# Activity
In full and word for word, return the listing that follows.

[[ Data extracts open ]]

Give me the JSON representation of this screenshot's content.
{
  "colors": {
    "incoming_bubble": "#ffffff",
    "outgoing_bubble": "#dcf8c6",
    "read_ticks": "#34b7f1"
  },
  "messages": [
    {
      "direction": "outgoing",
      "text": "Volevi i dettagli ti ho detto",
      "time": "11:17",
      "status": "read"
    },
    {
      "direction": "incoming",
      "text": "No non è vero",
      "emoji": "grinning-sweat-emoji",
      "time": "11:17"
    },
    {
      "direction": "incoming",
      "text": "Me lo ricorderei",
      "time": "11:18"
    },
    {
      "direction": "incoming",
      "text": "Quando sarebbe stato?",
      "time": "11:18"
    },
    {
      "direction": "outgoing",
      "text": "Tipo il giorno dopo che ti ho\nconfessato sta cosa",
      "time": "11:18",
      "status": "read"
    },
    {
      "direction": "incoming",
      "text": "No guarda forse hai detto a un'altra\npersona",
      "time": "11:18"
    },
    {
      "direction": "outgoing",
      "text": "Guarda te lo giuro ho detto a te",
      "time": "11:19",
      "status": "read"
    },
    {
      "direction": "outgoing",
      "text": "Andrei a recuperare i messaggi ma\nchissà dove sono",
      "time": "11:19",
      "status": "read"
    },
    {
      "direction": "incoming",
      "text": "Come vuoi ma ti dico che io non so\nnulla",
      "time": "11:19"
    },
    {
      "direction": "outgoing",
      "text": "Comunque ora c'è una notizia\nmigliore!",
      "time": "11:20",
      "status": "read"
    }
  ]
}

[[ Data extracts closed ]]

# Exercise answer
Give me the JSON representation of this screenshot's content.
{
  "colors": {
    "incoming_bubble": "#ffffff",
    "outgoing_bubble": "#dcf8c6",
    "read_ticks": "#34b7f1"
  },
  "messages": [
    {
      "direction": "outgoing",
      "text": "Volevi i dettagli ti ho detto",
      "time": "11:17",
      "status": "read"
    },
    {
      "direction": "incoming",
      "text": "No non è vero",
      "emoji": "grinning-sweat-emoji",
      "time": "11:17"
    },
    {
      "direction": "incoming",
      "text": "Me lo ricorderei",
      "time": "11:18"
    },
    {
      "direction": "incoming",
      "text": "Quando sarebbe stato?",
      "time": "11:18"
    },
    {
      "direction": "outgoing",
      "text": "Tipo il giorno dopo che ti ho\nconfessato sta cosa",
      "time": "11:18",
      "status": "read"
    },
    {
      "direction": "incoming",
      "text": "No guarda forse hai detto a un'altra\npersona",
      "time": "11:18"
    },
    {
      "direction": "outgoing",
      "text": "Guarda te lo giuro ho detto a te",
      "time": "11:19",
      "status": "read"
    },
    {
      "direction": "outgoing",
      "text": "Andrei a recuperare i messaggi ma\nchissà dove sono",
      "time": "11:19",
      "status": "read"
    },
    {
      "direction": "incoming",
      "text": "Come vuoi ma ti dico che io non so\nnulla",
      "time": "11:19"
    },
    {
      "direction": "outgoing",
      "text": "Comunque ora c'è una notizia\nmigliore!",
      "time": "11:20",
      "status": "read"
    }
  ]
}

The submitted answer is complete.